→ TRY IT: Copy every line below that has the word "button" in it.

▶

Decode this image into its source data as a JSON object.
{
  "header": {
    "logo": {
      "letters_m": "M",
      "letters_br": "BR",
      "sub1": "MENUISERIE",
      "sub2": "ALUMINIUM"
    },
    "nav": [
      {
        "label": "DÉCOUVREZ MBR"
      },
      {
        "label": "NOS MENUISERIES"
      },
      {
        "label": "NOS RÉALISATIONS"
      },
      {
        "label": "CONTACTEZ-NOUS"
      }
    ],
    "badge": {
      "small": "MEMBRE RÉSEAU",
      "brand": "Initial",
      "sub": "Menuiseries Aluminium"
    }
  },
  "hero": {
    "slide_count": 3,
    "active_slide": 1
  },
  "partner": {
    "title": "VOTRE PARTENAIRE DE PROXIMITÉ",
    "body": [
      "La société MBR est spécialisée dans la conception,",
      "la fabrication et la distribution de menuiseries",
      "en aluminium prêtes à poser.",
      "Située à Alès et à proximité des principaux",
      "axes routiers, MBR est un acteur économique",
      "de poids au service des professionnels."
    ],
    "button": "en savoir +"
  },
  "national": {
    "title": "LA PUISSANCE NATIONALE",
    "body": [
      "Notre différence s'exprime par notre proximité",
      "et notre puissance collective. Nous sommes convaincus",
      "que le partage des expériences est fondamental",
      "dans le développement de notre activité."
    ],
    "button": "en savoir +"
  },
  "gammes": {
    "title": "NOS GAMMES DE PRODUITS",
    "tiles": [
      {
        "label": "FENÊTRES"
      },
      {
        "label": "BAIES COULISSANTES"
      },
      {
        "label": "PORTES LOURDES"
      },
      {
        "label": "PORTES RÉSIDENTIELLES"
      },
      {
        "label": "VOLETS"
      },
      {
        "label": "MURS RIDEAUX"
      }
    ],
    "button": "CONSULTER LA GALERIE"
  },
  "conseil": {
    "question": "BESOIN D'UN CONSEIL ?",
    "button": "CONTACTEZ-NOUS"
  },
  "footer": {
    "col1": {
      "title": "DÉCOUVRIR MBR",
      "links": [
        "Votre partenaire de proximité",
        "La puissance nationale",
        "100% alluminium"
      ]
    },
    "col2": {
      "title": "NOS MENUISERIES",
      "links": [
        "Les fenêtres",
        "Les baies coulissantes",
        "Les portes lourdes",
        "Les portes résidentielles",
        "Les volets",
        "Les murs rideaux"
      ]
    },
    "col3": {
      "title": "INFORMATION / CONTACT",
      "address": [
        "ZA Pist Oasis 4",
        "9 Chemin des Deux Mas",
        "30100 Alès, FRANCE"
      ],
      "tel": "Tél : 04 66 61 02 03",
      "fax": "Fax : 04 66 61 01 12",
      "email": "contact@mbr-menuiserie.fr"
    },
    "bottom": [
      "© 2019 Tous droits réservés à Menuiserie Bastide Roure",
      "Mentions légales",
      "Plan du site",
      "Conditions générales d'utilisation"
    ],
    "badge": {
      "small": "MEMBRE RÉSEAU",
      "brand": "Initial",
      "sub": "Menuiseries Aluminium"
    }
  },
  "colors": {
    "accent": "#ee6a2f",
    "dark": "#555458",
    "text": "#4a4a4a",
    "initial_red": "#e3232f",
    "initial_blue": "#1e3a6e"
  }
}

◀

→ RESULT OF THIS EXERCISE:
    "button": "en savoir +"
    "button": "en savoir +"
    "button": "CONSULTER LA GALERIE"
    "button": "CONTACTEZ-NOUS"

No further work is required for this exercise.